On March 1, 2019 Olav Lian, Carolyn Atkins, and Terah Sportel lead Geog 202 student on a two-day field trip into the BC Interior to study the landscape that had formed as a result of the last glaciation, and that which had been conditioned by its effect. The weather was sunny and clear, but extremely cold, as temperatures had dipped down to nearly -20 °C in Clinton by the morning of March 2. Olav Lian has been leading field trips into this region for more than 25 years, and this was by far the coldest one! Students were in good sprits and enjoyed learning about the landscape.
At Patterson Creek debris flow channel students enjoyed hearing traditional First Nations interpretations of the landscape from Geog 202 student, and Stó:lō Nation member, Leanne Julian.
Students navigate the steep and snowy slopes of Drynoch earthflow, near the community of Spenses Bridge.
View of the post-glacially terraced landscape in the Thompson River Valley, just west of Walhachin.

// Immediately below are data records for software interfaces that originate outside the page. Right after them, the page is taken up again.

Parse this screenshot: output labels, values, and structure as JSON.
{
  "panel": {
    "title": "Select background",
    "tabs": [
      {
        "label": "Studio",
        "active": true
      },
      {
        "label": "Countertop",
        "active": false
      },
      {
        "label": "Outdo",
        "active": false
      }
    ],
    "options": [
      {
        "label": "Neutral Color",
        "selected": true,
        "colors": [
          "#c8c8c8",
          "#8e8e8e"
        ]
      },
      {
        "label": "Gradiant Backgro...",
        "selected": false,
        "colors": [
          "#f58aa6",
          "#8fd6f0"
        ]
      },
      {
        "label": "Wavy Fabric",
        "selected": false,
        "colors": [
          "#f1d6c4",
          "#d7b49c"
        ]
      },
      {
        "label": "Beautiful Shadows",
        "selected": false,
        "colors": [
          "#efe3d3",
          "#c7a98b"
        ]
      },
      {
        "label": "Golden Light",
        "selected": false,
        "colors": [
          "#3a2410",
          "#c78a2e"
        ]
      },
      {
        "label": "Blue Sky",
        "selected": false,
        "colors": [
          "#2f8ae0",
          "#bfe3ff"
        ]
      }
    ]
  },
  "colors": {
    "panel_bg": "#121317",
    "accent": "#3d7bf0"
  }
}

Students and faculty pose in front of the bed of ancient glacial Lake Thompson (beige coloured cliffs in the immediate foreground), Kamloops